#### Task details
Among the entries below, tally each line in which the word "status" is found, then state the tally alone.

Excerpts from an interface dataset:
- - -

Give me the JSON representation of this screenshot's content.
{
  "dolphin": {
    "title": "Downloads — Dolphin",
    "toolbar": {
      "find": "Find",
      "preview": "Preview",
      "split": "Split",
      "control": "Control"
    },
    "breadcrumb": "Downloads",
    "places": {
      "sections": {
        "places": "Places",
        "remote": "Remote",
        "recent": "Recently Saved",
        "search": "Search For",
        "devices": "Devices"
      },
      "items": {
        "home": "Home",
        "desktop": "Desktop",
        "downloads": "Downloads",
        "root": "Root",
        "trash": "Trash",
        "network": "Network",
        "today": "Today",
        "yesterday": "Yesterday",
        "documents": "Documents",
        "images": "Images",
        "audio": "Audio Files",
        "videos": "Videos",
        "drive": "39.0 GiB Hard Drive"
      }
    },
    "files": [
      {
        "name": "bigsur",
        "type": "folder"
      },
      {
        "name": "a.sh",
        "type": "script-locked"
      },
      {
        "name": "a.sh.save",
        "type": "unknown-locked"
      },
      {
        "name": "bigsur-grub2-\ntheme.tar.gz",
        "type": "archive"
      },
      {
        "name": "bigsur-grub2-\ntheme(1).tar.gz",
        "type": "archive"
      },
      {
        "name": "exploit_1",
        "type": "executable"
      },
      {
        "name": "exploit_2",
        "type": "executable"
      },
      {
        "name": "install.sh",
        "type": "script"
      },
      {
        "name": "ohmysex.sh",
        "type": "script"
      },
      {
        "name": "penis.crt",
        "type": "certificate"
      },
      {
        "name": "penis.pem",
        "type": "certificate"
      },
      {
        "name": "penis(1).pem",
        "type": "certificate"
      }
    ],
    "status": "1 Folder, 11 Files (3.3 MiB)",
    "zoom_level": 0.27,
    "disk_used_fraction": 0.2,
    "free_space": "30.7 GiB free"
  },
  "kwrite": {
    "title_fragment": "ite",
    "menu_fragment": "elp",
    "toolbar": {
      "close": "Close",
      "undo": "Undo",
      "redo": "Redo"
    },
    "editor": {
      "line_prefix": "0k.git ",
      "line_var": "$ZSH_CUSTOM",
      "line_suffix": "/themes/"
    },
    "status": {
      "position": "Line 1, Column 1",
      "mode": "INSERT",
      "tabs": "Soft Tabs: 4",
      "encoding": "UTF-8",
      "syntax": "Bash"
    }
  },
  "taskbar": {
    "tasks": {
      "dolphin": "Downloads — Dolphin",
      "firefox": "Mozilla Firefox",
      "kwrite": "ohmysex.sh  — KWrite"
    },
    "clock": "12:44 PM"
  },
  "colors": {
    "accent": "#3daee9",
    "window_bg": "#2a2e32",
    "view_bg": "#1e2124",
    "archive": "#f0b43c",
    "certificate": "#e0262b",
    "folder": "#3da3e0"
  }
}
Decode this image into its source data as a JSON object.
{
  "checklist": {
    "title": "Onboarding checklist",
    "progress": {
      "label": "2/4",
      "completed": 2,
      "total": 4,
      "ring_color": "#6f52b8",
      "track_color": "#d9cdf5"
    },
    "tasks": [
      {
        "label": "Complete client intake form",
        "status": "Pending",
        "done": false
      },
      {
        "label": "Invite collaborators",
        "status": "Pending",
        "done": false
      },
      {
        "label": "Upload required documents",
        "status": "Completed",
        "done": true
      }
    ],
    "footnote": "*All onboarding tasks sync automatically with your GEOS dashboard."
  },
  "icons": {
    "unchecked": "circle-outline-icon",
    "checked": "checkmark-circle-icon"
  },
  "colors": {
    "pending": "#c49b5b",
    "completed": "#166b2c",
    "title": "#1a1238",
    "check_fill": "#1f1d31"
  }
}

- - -

#### Exercise response
5